Element data from apps and pages
______________________________

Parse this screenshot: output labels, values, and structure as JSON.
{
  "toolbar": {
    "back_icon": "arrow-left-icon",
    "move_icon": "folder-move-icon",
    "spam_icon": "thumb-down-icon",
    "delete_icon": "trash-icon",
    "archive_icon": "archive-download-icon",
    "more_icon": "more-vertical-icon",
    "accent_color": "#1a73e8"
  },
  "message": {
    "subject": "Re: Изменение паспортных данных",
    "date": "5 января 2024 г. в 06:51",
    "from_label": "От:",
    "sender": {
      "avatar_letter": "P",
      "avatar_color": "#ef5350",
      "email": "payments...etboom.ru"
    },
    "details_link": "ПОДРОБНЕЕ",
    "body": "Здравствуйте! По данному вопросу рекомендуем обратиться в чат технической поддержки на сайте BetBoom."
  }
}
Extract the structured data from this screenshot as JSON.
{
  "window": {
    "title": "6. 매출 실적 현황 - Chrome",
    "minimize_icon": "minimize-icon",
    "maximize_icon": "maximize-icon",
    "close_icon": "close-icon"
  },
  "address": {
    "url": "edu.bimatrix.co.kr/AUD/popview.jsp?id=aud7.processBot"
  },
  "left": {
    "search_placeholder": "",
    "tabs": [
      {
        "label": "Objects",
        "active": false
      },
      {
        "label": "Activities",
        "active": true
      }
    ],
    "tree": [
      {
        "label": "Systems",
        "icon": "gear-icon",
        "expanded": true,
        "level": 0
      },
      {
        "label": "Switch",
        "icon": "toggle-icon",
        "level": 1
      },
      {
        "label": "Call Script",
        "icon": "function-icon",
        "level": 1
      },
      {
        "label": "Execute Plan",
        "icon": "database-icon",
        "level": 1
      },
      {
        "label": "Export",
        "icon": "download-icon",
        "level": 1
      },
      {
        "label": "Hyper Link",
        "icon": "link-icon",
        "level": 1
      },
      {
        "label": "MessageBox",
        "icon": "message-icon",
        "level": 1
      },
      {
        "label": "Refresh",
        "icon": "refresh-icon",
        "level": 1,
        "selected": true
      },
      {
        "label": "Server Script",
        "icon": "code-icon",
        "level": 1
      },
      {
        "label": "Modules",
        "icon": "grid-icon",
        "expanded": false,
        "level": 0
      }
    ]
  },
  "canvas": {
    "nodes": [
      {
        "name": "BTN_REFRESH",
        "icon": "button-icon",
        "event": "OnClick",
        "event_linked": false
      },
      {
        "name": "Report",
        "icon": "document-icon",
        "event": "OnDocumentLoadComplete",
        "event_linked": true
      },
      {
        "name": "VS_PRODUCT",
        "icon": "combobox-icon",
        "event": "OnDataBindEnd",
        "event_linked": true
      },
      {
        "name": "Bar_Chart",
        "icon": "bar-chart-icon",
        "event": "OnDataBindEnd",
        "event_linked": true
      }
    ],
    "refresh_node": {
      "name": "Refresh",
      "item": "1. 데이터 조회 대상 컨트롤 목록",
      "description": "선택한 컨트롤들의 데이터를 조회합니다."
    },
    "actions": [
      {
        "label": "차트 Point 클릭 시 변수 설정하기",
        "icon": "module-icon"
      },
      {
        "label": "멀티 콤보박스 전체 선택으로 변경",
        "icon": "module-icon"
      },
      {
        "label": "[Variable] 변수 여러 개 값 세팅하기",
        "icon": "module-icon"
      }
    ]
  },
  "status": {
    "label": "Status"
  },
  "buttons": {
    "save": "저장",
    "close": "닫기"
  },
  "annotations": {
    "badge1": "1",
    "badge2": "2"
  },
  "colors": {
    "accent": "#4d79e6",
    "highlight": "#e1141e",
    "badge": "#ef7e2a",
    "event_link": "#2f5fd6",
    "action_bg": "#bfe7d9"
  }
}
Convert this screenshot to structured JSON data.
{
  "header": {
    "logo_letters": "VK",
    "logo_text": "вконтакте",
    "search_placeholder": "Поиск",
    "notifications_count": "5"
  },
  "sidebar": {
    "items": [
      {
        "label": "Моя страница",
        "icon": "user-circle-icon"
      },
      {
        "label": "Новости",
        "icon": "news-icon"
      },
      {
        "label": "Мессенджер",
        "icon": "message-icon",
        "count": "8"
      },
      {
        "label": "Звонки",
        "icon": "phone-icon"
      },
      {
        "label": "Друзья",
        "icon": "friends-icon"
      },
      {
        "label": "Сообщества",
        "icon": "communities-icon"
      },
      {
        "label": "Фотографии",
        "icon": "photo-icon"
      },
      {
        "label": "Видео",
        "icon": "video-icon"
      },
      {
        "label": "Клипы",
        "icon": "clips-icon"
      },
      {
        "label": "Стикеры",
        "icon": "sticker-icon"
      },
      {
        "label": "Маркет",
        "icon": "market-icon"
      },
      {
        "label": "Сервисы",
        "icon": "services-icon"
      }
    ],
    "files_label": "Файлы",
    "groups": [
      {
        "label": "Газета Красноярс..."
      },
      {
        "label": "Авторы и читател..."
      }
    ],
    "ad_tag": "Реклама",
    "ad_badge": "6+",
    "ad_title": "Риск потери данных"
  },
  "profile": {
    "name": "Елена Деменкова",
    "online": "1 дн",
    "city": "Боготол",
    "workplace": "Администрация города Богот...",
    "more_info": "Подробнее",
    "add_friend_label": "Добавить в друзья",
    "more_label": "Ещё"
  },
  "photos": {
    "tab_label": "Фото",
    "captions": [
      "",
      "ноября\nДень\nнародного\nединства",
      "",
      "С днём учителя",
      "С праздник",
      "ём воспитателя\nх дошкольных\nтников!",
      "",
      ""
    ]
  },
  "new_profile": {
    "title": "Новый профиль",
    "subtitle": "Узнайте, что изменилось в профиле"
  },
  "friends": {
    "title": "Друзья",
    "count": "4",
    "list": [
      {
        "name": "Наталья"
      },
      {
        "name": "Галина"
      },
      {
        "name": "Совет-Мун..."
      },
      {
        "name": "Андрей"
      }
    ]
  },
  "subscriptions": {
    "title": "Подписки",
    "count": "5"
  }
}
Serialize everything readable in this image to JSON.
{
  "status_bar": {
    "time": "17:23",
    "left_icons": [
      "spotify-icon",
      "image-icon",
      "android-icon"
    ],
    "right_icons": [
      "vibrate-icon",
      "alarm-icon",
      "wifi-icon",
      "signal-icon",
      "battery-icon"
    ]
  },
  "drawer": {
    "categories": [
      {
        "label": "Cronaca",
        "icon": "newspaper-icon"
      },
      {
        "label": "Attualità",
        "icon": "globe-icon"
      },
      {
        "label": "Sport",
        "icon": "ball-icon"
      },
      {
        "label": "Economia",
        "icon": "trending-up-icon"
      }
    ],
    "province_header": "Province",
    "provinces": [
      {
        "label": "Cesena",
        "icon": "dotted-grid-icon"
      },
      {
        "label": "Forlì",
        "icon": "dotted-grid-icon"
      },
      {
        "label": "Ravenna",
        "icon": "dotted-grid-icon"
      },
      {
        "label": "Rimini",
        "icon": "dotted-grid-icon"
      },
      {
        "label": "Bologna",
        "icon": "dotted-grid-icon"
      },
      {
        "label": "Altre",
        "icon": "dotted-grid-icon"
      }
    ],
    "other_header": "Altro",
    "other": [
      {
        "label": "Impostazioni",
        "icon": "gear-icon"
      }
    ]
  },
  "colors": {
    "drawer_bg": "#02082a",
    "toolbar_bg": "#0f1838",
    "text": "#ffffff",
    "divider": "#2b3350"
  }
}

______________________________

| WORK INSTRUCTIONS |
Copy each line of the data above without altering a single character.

| ANSWER |
Parse this screenshot: output labels, values, and structure as JSON.
{
  "toolbar": {
    "back_icon": "arrow-left-icon",
    "move_icon": "folder-move-icon",
    "spam_icon": "thumb-down-icon",
    "delete_icon": "trash-icon",
    "archive_icon": "archive-download-icon",
    "more_icon": "more-vertical-icon",
    "accent_color": "#1a73e8"
  },
  "message": {
    "subject": "Re: Изменение паспортных данных",
    "date": "5 января 2024 г. в 06:51",
    "from_label": "От:",
    "sender": {
      "avatar_letter": "P",
      "avatar_color": "#ef5350",
      "email": "payments...etboom.ru"
    },
    "details_link": "ПОДРОБНЕЕ",
    "body": "Здравствуйте! По данному вопросу рекомендуем обратиться в чат технической поддержки на сайте BetBoom."
  }
}
Extract the structured data from this screenshot as JSON.
{
  "window": {
    "title": "6. 매출 실적 현황 - Chrome",
    "minimize_icon": "minimize-icon",
    "maximize_icon": "maximize-icon",
    "close_icon": "close-icon"
  },
  "address": {
    "url": "edu.bimatrix.co.kr/AUD/popview.jsp?id=aud7.processBot"
  },
  "left": {
    "search_placeholder": "",
    "tabs": [
      {
        "label": "Objects",
        "active": false
      },
      {
        "label": "Activities",
        "active": true
      }
    ],
    "tree": [
      {
        "label": "Systems",
        "icon": "gear-icon",
        "expanded": true,
        "level": 0
      },
      {
        "label": "Switch",
        "icon": "toggle-icon",
        "level": 1
      },
      {
        "label": "Call Script",
        "icon": "function-icon",
        "level": 1
      },
      {
        "label": "Execute Plan",
        "icon": "database-icon",
        "level": 1
      },
      {
        "label": "Export",
        "icon": "download-icon",
        "level": 1
      },
      {
        "label": "Hyper Link",
        "icon": "link-icon",
        "level": 1
      },
      {
        "label": "MessageBox",
        "icon": "message-icon",
        "level": 1
      },
      {
        "label": "Refresh",
        "icon": "refresh-icon",
        "level": 1,
        "selected": true
      },
      {
        "label": "Server Script",
        "icon": "code-icon",
        "level": 1
      },
      {
        "label": "Modules",
        "icon": "grid-icon",
        "expanded": false,
        "level": 0
      }
    ]
  },
  "canvas": {
    "nodes": [
      {
        "name": "BTN_REFRESH",
        "icon": "button-icon",
        "event": "OnClick",
        "event_linked": false
      },
      {
        "name": "Report",
        "icon": "document-icon",
        "event": "OnDocumentLoadComplete",
        "event_linked": true
      },
      {
        "name": "VS_PRODUCT",
        "icon": "combobox-icon",
        "event": "OnDataBindEnd",
        "event_linked": true
      },
      {
        "name": "Bar_Chart",
        "icon": "bar-chart-icon",
        "event": "OnDataBindEnd",
        "event_linked": true
      }
    ],
    "refresh_node": {
      "name": "Refresh",
      "item": "1. 데이터 조회 대상 컨트롤 목록",
      "description": "선택한 컨트롤들의 데이터를 조회합니다."
    },
    "actions": [
      {
        "label": "차트 Point 클릭 시 변수 설정하기",
        "icon": "module-icon"
      },
      {
        "label": "멀티 콤보박스 전체 선택으로 변경",
        "icon": "module-icon"
      },
      {
        "label": "[Variable] 변수 여러 개 값 세팅하기",
        "icon": "module-icon"
      }
    ]
  },
  "status": {
    "label": "Status"
  },
  "buttons": {
    "save": "저장",
    "close": "닫기"
  },
  "annotations": {
    "badge1": "1",
    "badge2": "2"
  },
  "colors": {
    "accent": "#4d79e6",
    "highlight": "#e1141e",
    "badge": "#ef7e2a",
    "event_link": "#2f5fd6",
    "action_bg": "#bfe7d9"
  }
}
Convert this screenshot to structured JSON data.
{
  "header": {
    "logo_letters": "VK",
    "logo_text": "вконтакте",
    "search_placeholder": "Поиск",
    "notifications_count": "5"
  },
  "sidebar": {
    "items": [
      {
        "label": "Моя страница",
        "icon": "user-circle-icon"
      },
      {
        "label": "Новости",
        "icon": "news-icon"
      },
      {
        "label": "Мессенджер",
        "icon": "message-icon",
        "count": "8"
      },
      {
        "label": "Звонки",
        "icon": "phone-icon"
      },
      {
        "label": "Друзья",
        "icon": "friends-icon"
      },
      {
        "label": "Сообщества",
        "icon": "communities-icon"
      },
      {
        "label": "Фотографии",
        "icon": "photo-icon"
      },
      {
        "label": "Видео",
        "icon": "video-icon"
      },
      {
        "label": "Клипы",
        "icon": "clips-icon"
      },
      {
        "label": "Стикеры",
        "icon": "sticker-icon"
      },
      {
        "label": "Маркет",
        "icon": "market-icon"
      },
      {
        "label": "Сервисы",
        "icon": "services-icon"
      }
    ],
    "files_label": "Файлы",
    "groups": [
      {
        "label": "Газета Красноярс..."
      },
      {
        "label": "Авторы и читател..."
      }
    ],
    "ad_tag": "Реклама",
    "ad_badge": "6+",
    "ad_title": "Риск потери данных"
  },
  "profile": {
    "name": "Елена Деменкова",
    "online": "1 дн",
    "city": "Боготол",
    "workplace": "Администрация города Богот...",
    "more_info": "Подробнее",
    "add_friend_label": "Добавить в друзья",
    "more_label": "Ещё"
  },
  "photos": {
    "tab_label": "Фото",
    "captions": [
      "",
      "ноября\nДень\nнародного\nединства",
      "",
      "С днём учителя",
      "С праздник",
      "ём воспитателя\nх дошкольных\nтников!",
      "",
      ""
    ]
  },
  "new_profile": {
    "title": "Новый профиль",
    "subtitle": "Узнайте, что изменилось в профиле"
  },
  "friends": {
    "title": "Друзья",
    "count": "4",
    "list": [
      {
        "name": "Наталья"
      },
      {
        "name": "Галина"
      },
      {
        "name": "Совет-Мун..."
      },
      {
        "name": "Андрей"
      }
    ]
  },
  "subscriptions": {
    "title": "Подписки",
    "count": "5"
  }
}
Serialize everything readable in this image to JSON.
{
  "status_bar": {
    "time": "17:23",
    "left_icons": [
      "spotify-icon",
      "image-icon",
      "android-icon"
    ],
    "right_icons": [
      "vibrate-icon",
      "alarm-icon",
      "wifi-icon",
      "signal-icon",
      "battery-icon"
    ]
  },
  "drawer": {
    "categories": [
      {
        "label": "Cronaca",
        "icon": "newspaper-icon"
      },
      {
        "label": "Attualità",
        "icon": "globe-icon"
      },
      {
        "label": "Sport",
        "icon": "ball-icon"
      },
      {
        "label": "Economia",
        "icon": "trending-up-icon"
      }
    ],
    "province_header": "Province",
    "provinces": [
      {
        "label": "Cesena",
        "icon": "dotted-grid-icon"
      },
      {
        "label": "Forlì",
        "icon": "dotted-grid-icon"
      },
      {
        "label": "Ravenna",
        "icon": "dotted-grid-icon"
      },
      {
        "label": "Rimini",
        "icon": "dotted-grid-icon"
      },
      {
        "label": "Bologna",
        "icon": "dotted-grid-icon"
      },
      {
        "label": "Altre",
        "icon": "dotted-grid-icon"
      }
    ],
    "other_header": "Altro",
    "other": [
      {
        "label": "Impostazioni",
        "icon": "gear-icon"
      }
    ]
  },
  "colors": {
    "drawer_bg": "#02082a",
    "toolbar_bg": "#0f1838",
    "text": "#ffffff",
    "divider": "#2b3350"
  }
}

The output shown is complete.